ACTION ITEM
Every line containing the string "Authentication" is to be copied from the records.

Items from an interface collection
━━━━━━
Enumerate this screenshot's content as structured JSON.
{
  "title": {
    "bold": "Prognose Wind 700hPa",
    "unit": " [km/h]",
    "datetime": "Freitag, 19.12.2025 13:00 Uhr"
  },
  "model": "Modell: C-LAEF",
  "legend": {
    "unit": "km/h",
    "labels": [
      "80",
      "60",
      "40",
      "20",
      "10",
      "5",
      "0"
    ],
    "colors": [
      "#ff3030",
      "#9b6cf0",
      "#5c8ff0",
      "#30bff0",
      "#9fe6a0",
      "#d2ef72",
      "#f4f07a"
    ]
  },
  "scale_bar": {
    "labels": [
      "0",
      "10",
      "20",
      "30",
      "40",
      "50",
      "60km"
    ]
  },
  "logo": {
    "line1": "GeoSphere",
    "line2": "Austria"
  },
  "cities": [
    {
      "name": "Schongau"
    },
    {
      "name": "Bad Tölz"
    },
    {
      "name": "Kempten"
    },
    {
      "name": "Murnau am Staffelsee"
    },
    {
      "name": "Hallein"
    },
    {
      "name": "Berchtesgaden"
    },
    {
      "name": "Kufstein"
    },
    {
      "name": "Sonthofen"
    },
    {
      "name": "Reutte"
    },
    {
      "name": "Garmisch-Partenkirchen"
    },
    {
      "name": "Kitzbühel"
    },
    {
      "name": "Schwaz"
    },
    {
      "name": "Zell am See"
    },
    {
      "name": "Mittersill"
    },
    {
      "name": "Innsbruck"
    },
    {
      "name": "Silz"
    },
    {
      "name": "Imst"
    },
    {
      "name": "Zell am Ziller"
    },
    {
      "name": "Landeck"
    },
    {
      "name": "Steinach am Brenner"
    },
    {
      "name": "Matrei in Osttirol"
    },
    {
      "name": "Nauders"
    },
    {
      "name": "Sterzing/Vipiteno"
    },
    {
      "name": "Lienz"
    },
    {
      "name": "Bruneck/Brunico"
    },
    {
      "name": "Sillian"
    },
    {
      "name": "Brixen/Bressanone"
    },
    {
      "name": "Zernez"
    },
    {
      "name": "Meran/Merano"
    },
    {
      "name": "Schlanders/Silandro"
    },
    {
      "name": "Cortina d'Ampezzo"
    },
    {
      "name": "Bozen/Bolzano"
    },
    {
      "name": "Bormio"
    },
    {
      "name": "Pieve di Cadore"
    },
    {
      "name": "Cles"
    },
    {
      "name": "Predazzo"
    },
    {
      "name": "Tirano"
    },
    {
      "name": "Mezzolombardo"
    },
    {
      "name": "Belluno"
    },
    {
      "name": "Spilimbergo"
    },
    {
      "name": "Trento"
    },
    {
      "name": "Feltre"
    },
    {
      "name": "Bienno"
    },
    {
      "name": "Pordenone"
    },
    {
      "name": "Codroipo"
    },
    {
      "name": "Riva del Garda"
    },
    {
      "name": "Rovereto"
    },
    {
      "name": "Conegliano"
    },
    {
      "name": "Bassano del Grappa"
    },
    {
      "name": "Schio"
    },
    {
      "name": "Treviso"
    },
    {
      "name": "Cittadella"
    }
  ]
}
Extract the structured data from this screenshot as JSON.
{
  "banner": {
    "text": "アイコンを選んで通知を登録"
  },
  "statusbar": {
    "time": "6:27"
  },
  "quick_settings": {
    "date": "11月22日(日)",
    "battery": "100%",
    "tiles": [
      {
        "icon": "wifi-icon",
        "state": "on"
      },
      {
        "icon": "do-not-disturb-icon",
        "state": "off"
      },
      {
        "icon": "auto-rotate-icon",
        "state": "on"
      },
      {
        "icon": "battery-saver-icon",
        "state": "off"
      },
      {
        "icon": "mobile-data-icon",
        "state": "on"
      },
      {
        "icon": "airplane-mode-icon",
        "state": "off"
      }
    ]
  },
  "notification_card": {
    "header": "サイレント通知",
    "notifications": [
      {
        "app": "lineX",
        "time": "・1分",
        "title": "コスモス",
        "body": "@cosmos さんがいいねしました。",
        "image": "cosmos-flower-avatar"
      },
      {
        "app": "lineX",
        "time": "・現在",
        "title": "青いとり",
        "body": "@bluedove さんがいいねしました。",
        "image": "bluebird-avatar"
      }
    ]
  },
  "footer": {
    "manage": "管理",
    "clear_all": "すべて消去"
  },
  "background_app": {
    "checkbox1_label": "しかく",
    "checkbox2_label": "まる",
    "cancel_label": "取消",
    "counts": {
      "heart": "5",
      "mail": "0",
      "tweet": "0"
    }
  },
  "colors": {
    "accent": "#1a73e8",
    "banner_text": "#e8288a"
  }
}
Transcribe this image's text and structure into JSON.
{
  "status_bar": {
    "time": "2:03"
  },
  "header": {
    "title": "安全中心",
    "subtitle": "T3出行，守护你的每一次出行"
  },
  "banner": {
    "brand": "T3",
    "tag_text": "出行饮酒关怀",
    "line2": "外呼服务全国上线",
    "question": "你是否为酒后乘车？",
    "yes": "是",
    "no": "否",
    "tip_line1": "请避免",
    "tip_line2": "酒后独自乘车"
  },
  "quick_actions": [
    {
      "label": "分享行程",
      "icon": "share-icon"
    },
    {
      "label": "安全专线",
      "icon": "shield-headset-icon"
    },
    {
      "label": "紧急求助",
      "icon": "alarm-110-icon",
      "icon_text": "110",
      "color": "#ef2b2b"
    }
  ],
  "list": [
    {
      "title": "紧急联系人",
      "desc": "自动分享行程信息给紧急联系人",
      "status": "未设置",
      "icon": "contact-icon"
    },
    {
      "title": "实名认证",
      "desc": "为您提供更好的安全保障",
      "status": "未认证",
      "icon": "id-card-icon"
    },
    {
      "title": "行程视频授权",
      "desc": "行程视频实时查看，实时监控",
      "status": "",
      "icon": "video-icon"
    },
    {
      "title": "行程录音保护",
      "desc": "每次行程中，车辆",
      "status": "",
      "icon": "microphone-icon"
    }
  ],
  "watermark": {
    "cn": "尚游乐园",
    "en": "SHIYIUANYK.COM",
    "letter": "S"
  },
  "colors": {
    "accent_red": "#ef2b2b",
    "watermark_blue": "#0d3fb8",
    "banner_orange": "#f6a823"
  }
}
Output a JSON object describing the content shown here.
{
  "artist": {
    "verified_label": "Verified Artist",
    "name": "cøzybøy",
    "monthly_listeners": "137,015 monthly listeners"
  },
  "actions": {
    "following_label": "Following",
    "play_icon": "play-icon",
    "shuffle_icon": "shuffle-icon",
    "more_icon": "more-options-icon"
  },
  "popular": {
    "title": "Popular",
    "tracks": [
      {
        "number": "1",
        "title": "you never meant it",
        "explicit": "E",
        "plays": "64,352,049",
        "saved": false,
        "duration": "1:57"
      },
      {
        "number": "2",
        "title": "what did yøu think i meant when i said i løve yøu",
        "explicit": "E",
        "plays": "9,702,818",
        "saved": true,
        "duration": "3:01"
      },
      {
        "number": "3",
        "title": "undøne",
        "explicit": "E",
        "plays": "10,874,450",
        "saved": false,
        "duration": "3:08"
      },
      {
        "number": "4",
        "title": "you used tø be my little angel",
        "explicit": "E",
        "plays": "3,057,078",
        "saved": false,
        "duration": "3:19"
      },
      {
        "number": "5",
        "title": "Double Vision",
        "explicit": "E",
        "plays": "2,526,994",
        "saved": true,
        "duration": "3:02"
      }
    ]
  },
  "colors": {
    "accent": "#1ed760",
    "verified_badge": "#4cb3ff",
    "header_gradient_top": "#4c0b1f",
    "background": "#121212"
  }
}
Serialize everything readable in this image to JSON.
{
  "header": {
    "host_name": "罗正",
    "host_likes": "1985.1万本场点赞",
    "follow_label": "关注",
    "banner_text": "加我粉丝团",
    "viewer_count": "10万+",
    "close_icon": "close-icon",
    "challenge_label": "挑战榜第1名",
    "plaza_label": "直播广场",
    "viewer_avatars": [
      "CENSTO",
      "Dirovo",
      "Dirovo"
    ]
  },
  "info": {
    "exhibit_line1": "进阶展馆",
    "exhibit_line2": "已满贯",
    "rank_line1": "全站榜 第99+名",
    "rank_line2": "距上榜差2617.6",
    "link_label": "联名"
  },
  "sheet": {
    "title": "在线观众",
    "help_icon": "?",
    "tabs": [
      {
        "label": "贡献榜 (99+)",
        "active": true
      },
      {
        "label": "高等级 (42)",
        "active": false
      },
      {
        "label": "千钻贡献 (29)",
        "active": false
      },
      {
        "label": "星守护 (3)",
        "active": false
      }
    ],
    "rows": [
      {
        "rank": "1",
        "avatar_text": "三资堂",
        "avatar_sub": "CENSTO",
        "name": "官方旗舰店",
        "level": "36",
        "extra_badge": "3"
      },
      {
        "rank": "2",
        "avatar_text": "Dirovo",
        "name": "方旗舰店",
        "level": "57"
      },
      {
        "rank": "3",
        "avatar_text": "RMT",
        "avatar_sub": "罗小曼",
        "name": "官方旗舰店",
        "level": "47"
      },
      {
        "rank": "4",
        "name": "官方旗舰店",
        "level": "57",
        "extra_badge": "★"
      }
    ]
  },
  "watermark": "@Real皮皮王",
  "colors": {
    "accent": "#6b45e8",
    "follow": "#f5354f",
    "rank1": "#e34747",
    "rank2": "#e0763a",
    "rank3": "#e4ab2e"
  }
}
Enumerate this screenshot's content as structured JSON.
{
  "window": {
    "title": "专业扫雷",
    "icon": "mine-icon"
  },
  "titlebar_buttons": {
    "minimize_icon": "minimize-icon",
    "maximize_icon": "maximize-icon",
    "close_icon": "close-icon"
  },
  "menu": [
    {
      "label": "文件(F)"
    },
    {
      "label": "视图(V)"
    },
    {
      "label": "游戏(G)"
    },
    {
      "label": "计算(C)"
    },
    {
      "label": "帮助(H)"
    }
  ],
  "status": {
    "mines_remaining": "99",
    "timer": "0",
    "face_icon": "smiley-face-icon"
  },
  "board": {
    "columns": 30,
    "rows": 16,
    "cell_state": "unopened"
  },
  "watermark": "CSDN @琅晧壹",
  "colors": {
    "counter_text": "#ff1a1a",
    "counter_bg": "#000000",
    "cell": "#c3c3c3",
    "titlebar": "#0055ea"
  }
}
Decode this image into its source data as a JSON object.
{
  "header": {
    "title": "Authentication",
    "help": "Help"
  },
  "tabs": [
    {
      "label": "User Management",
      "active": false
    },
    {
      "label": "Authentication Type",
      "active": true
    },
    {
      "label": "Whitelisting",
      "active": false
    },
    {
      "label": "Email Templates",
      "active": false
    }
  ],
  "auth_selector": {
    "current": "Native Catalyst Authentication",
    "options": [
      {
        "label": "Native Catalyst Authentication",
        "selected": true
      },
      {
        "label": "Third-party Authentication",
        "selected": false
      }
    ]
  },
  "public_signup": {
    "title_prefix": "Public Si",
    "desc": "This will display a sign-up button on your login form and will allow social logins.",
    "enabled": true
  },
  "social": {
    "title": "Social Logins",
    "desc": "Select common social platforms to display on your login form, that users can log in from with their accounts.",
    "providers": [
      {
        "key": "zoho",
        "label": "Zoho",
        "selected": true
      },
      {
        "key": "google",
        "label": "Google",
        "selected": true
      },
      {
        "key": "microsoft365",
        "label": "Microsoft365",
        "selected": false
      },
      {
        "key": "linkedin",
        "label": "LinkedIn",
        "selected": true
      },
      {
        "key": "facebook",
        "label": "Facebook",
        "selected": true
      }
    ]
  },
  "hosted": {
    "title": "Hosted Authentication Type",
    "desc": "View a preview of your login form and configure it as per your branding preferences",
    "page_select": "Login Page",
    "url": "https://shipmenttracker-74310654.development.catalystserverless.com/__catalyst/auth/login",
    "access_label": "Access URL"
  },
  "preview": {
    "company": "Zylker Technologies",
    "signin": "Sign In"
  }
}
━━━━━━
SOLUTION
    "title": "Authentication",
      "label": "Authentication Type",
    "current": "Native Catalyst Authentication",
        "label": "Native Catalyst Authentication",
        "label": "Third-party Authentication",
    "title": "Hosted Authentication Type",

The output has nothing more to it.